(Dataset rows describing interfaces)
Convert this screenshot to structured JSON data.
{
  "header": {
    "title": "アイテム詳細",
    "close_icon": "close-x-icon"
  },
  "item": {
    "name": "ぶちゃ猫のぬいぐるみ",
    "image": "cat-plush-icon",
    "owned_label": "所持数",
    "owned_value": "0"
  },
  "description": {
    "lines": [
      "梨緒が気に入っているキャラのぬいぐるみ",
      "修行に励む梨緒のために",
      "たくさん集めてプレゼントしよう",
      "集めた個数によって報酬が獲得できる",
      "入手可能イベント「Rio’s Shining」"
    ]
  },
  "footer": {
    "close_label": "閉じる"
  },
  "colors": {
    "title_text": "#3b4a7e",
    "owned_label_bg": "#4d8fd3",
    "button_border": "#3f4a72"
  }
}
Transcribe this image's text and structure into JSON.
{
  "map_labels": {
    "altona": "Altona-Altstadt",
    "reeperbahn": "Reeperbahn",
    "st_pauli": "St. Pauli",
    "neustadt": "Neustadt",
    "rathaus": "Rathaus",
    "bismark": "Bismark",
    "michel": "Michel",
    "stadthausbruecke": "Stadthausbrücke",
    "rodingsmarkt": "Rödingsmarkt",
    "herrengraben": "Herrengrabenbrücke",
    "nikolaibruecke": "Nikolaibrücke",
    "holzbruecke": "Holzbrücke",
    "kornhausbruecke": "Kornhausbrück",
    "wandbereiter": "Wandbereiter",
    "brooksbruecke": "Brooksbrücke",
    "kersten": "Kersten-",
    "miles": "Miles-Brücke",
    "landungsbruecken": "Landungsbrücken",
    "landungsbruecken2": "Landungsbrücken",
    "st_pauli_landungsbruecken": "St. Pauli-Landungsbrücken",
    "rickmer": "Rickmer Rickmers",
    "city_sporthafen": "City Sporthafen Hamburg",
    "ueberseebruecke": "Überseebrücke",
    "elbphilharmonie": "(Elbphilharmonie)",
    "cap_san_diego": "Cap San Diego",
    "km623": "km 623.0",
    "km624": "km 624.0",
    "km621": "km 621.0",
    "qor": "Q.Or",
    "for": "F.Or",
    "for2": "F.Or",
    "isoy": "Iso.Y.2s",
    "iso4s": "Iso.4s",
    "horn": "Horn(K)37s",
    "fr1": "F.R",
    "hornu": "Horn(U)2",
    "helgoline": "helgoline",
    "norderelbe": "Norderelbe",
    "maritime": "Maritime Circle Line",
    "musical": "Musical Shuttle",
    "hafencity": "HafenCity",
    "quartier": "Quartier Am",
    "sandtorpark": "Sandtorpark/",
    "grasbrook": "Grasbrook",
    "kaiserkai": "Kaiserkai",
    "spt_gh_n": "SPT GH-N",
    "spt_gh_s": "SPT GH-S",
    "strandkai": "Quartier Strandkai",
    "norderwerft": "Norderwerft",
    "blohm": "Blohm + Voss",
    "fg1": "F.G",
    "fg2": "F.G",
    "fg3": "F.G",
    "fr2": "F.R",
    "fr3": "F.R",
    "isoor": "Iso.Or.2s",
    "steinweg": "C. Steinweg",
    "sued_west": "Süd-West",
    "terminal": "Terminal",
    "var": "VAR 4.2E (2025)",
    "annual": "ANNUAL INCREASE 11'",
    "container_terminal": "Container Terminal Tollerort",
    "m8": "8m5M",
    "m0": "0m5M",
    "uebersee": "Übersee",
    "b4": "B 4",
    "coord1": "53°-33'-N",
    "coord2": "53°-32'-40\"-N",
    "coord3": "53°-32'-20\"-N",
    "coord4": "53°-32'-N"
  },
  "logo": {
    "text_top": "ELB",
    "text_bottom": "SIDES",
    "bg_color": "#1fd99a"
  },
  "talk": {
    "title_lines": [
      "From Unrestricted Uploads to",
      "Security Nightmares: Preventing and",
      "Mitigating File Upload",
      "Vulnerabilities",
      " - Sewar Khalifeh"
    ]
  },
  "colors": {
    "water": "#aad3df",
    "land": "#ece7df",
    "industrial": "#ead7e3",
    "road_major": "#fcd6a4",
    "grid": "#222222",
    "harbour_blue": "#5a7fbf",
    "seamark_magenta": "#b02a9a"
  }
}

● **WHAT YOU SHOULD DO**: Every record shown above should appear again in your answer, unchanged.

● **ANSWER BOX**:
Convert this screenshot to structured JSON data.
{
  "header": {
    "title": "アイテム詳細",
    "close_icon": "close-x-icon"
  },
  "item": {
    "name": "ぶちゃ猫のぬいぐるみ",
    "image": "cat-plush-icon",
    "owned_label": "所持数",
    "owned_value": "0"
  },
  "description": {
    "lines": [
      "梨緒が気に入っているキャラのぬいぐるみ",
      "修行に励む梨緒のために",
      "たくさん集めてプレゼントしよう",
      "集めた個数によって報酬が獲得できる",
      "入手可能イベント「Rio’s Shining」"
    ]
  },
  "footer": {
    "close_label": "閉じる"
  },
  "colors": {
    "title_text": "#3b4a7e",
    "owned_label_bg": "#4d8fd3",
    "button_border": "#3f4a72"
  }
}
Transcribe this image's text and structure into JSON.
{
  "map_labels": {
    "altona": "Altona-Altstadt",
    "reeperbahn": "Reeperbahn",
    "st_pauli": "St. Pauli",
    "neustadt": "Neustadt",
    "rathaus": "Rathaus",
    "bismark": "Bismark",
    "michel": "Michel",
    "stadthausbruecke": "Stadthausbrücke",
    "rodingsmarkt": "Rödingsmarkt",
    "herrengraben": "Herrengrabenbrücke",
    "nikolaibruecke": "Nikolaibrücke",
    "holzbruecke": "Holzbrücke",
    "kornhausbruecke": "Kornhausbrück",
    "wandbereiter": "Wandbereiter",
    "brooksbruecke": "Brooksbrücke",
    "kersten": "Kersten-",
    "miles": "Miles-Brücke",
    "landungsbruecken": "Landungsbrücken",
    "landungsbruecken2": "Landungsbrücken",
    "st_pauli_landungsbruecken": "St. Pauli-Landungsbrücken",
    "rickmer": "Rickmer Rickmers",
    "city_sporthafen": "City Sporthafen Hamburg",
    "ueberseebruecke": "Überseebrücke",
    "elbphilharmonie": "(Elbphilharmonie)",
    "cap_san_diego": "Cap San Diego",
    "km623": "km 623.0",
    "km624": "km 624.0",
    "km621": "km 621.0",
    "qor": "Q.Or",
    "for": "F.Or",
    "for2": "F.Or",
    "isoy": "Iso.Y.2s",
    "iso4s": "Iso.4s",
    "horn": "Horn(K)37s",
    "fr1": "F.R",
    "hornu": "Horn(U)2",
    "helgoline": "helgoline",
    "norderelbe": "Norderelbe",
    "maritime": "Maritime Circle Line",
    "musical": "Musical Shuttle",
    "hafencity": "HafenCity",
    "quartier": "Quartier Am",
    "sandtorpark": "Sandtorpark/",
    "grasbrook": "Grasbrook",
    "kaiserkai": "Kaiserkai",
    "spt_gh_n": "SPT GH-N",
    "spt_gh_s": "SPT GH-S",
    "strandkai": "Quartier Strandkai",
    "norderwerft": "Norderwerft",
    "blohm": "Blohm + Voss",
    "fg1": "F.G",
    "fg2": "F.G",
    "fg3": "F.G",
    "fr2": "F.R",
    "fr3": "F.R",
    "isoor": "Iso.Or.2s",
    "steinweg": "C. Steinweg",
    "sued_west": "Süd-West",
    "terminal": "Terminal",
    "var": "VAR 4.2E (2025)",
    "annual": "ANNUAL INCREASE 11'",
    "container_terminal": "Container Terminal Tollerort",
    "m8": "8m5M",
    "m0": "0m5M",
    "uebersee": "Übersee",
    "b4": "B 4",
    "coord1": "53°-33'-N",
    "coord2": "53°-32'-40\"-N",
    "coord3": "53°-32'-20\"-N",
    "coord4": "53°-32'-N"
  },
  "logo": {
    "text_top": "ELB",
    "text_bottom": "SIDES",
    "bg_color": "#1fd99a"
  },
  "talk": {
    "title_lines": [
      "From Unrestricted Uploads to",
      "Security Nightmares: Preventing and",
      "Mitigating File Upload",
      "Vulnerabilities",
      " - Sewar Khalifeh"
    ]
  },
  "colors": {
    "water": "#aad3df",
    "land": "#ece7df",
    "industrial": "#ead7e3",
    "road_major": "#fcd6a4",
    "grid": "#222222",
    "harbour_blue": "#5a7fbf",
    "seamark_magenta": "#b02a9a"
  }
}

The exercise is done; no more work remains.